Morrison, Katherine E., PhD, ATC*; Desai, Natasha, MD; McGuigan, Christopher, MS, ATC; Lennon, Megan, MS, ATC§; Godek, Sandra Fowkes, PhD, ATC*

Clinical Journal of Sport Medicine: November 2018 - Volume 28 - Issue 6 - p 493–499
doi: 10.1097/JSM.0000000000000505
Original Research

Objective: To evaluate the cooling effects of intravenous (IV) cold normal (0.9%) saline on hyperthermic athletes.

Design: Randomized crossover study design.

Setting: Controlled research laboratory.

Participants: Twelve male participants who were representative of a collegiate cross-country (6) and American football (6) population.

Interventions: Participants underwent body composition analysis using a BodPod. They were placed in an environmentally controlled chamber and brought to a Tc of 39.5°C with dynamic exercise. When temperatures were reached, they were treated with either 2 L of cold saline (CS) (4°C) or intravenous room temperature (22°C) saline (RS) over a ∼30-minute period. Tre was measured with a rectal temperature probe every minute during the treatment period.

Main Outcome Measures: Total ΔTre (ending Tre − starting Tre) and cooling rate (total change in Tre/time) were measured for each condition, and body composition variables calculated included body surface area (BSA), BSA-to-mass ratio (BSA/mass), lean body mass, and body fat percentage (%BF) (P < 0.05).

Results: Statistically significant differences were found in the total ΔTre and cooling rate between the CS and RS trials. The cooling rate for the CS trials was significantly correlated to mass, BSA, BSA/mass, and %BF.

Conclusions: In hyperthermic athletes, core temperature was reduced more effectively using chilled saline during IV infusion. Body composition had a significant impact on overall cooling revealing that the smaller and leaner participants cooled at a greater rate. When indicated, CS infusion could be considered for cooling hyperthermic individuals when other methods are not available.

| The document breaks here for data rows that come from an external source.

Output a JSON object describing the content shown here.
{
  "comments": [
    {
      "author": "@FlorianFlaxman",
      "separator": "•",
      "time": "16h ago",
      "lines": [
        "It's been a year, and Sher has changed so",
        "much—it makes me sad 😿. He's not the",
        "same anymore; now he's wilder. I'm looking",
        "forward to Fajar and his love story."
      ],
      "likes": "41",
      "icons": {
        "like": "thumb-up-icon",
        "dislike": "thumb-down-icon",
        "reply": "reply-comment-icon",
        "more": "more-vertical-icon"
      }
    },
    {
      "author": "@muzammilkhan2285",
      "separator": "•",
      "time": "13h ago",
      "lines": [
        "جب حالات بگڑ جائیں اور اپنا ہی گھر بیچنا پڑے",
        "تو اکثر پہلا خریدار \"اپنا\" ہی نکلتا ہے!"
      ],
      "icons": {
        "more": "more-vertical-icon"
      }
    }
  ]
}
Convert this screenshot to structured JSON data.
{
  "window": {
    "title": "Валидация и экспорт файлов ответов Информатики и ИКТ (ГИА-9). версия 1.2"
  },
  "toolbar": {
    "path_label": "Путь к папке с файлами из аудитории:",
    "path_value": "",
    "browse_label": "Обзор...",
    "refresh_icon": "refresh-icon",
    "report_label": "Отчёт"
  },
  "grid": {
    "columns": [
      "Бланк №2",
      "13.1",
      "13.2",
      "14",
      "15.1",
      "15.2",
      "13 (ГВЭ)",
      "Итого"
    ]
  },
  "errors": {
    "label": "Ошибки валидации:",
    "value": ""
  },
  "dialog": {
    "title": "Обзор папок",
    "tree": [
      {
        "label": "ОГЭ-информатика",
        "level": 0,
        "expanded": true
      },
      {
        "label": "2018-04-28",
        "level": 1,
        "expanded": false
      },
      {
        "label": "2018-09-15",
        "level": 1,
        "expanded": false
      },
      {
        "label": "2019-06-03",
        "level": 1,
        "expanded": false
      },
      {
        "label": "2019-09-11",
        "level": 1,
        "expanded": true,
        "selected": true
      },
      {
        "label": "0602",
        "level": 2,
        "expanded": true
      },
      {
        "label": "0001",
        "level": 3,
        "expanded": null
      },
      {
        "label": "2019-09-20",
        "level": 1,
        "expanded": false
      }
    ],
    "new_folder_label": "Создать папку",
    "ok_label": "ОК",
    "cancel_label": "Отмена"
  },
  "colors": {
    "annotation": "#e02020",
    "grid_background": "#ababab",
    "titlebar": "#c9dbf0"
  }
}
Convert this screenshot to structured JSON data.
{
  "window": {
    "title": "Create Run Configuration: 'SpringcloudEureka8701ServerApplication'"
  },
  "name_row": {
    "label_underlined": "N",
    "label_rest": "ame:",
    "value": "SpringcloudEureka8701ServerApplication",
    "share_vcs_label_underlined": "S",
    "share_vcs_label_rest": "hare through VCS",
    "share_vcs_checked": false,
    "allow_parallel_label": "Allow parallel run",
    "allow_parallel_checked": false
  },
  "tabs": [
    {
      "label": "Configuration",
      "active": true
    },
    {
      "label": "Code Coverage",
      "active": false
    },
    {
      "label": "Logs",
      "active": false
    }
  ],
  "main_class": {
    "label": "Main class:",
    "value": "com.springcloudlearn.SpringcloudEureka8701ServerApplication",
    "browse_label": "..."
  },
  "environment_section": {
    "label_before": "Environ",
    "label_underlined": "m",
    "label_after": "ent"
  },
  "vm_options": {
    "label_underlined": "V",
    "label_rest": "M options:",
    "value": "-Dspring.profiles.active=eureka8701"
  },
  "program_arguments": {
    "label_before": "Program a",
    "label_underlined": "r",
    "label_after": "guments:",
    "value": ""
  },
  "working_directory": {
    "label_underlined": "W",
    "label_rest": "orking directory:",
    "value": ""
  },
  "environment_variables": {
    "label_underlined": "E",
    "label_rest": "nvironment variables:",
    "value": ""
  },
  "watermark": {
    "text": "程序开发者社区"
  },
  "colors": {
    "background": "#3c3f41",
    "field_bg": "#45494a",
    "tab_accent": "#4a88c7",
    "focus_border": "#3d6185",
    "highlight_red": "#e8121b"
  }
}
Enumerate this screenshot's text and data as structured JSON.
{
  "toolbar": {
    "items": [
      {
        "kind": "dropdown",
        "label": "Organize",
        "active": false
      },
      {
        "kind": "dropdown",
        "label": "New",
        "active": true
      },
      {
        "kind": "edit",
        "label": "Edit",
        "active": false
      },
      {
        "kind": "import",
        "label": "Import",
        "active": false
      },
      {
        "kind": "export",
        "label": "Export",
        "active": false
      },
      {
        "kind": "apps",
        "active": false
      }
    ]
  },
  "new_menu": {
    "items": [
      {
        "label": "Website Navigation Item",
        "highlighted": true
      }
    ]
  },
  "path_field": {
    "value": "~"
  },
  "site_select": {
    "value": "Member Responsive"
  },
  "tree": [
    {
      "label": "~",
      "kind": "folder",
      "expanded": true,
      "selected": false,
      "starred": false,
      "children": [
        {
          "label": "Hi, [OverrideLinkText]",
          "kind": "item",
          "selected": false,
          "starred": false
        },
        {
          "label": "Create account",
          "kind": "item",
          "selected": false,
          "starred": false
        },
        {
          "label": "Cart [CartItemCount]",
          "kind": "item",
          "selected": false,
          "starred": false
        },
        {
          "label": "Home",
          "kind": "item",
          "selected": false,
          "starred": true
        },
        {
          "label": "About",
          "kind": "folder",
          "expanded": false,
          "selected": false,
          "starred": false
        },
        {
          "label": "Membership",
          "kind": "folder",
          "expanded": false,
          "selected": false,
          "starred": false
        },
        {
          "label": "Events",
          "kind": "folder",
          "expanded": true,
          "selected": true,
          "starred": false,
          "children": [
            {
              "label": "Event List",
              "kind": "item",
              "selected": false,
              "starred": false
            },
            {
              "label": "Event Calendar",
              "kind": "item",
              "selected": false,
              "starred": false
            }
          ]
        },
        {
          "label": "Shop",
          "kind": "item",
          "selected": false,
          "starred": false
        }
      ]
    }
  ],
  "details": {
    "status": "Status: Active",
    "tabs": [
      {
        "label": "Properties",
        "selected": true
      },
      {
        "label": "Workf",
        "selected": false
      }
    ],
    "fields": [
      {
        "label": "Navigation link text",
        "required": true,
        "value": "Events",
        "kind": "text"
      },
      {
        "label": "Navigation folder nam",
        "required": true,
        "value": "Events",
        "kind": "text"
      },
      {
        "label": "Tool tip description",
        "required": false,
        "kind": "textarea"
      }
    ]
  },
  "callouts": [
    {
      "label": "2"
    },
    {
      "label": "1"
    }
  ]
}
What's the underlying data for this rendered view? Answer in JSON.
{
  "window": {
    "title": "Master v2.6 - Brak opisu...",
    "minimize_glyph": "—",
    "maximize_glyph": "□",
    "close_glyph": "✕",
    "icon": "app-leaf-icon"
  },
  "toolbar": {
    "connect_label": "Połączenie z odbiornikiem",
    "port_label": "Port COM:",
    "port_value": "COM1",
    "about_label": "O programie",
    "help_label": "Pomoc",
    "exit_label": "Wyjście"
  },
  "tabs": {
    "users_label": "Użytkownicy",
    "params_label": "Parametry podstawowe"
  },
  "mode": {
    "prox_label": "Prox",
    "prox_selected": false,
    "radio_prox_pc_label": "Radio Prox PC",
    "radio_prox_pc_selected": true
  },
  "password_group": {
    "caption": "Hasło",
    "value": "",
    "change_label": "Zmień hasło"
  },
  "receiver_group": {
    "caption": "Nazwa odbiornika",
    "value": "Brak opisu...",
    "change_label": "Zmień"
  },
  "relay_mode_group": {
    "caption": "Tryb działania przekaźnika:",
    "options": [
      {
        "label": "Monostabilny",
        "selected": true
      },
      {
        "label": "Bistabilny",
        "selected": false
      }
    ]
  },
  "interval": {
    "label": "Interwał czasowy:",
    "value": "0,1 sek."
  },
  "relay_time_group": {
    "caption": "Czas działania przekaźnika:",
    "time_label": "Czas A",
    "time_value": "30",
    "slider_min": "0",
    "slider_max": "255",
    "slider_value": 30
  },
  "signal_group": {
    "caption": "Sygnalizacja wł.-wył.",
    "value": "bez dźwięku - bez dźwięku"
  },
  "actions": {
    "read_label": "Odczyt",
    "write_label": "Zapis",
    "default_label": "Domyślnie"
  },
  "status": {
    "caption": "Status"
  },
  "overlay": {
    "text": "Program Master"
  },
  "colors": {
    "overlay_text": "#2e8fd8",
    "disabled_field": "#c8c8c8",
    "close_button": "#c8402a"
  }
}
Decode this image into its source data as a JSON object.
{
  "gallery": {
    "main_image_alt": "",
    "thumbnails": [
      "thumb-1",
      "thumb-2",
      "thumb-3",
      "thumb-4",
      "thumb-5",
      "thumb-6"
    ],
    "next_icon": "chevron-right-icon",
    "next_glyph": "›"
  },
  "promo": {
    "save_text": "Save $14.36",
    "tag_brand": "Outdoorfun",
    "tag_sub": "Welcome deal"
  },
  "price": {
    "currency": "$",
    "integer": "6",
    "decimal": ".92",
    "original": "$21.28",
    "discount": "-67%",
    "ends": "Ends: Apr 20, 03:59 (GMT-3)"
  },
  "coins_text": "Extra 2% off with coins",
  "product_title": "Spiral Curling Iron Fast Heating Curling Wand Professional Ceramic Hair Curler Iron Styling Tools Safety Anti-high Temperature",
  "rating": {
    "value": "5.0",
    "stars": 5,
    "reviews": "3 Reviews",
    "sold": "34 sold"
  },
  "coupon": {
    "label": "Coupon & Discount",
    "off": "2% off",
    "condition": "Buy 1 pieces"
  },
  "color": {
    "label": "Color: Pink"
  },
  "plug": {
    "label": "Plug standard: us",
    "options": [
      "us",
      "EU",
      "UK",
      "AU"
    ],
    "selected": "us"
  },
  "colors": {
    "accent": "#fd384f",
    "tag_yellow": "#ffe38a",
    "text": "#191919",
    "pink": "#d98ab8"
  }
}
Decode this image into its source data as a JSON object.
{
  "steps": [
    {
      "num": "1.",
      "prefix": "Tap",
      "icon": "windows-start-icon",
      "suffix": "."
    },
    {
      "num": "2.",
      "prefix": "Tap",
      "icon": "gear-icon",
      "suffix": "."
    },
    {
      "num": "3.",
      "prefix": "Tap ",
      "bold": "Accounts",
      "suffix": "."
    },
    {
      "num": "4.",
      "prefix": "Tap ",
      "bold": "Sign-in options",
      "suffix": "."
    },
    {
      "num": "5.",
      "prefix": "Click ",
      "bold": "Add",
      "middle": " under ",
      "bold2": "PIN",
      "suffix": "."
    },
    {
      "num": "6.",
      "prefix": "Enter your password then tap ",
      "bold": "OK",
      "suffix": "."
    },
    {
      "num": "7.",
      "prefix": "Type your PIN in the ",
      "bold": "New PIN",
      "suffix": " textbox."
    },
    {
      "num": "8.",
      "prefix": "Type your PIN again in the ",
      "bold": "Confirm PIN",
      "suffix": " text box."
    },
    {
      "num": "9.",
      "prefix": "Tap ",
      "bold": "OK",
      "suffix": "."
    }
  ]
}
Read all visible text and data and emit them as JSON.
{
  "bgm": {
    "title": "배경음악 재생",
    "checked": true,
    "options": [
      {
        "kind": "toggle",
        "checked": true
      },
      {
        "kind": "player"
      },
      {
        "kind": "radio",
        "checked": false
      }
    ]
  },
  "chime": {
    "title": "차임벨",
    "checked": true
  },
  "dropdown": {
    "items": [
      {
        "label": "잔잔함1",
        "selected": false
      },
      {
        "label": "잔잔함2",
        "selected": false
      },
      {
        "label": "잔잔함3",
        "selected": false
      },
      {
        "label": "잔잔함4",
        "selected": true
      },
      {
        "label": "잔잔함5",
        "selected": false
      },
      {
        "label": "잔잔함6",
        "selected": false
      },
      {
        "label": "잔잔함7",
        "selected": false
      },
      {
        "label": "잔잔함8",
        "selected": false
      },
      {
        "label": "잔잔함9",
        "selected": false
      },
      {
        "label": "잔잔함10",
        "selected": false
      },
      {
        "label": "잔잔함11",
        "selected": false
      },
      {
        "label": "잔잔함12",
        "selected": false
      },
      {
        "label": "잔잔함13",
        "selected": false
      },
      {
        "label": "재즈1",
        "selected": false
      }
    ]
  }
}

*Department of Sports Medicine, West Chester University, West Chester, Pennsylvania;

Department of Orthopedics, Columbia University Medical Center, New York, New York;

The Hill School, Pottstown, Pennsylvania; and

§Delaware Orthopedics, Newark, Delaware.

Corresponding Author: Katherine E. Morrison, PhD, ATC, Department of Sports Medicine, West Chester University, 222 M Sturzebecker Health Science Building, 855 South New St, West Chester, PA 19382 (kmorrison@wcupa.edu).

The authors report no conflicts of interest.

Received May 23, 2017

Accepted July 22, 2017

Copyright © 2018 Wolters Kluwer Health, Inc. All rights reserved.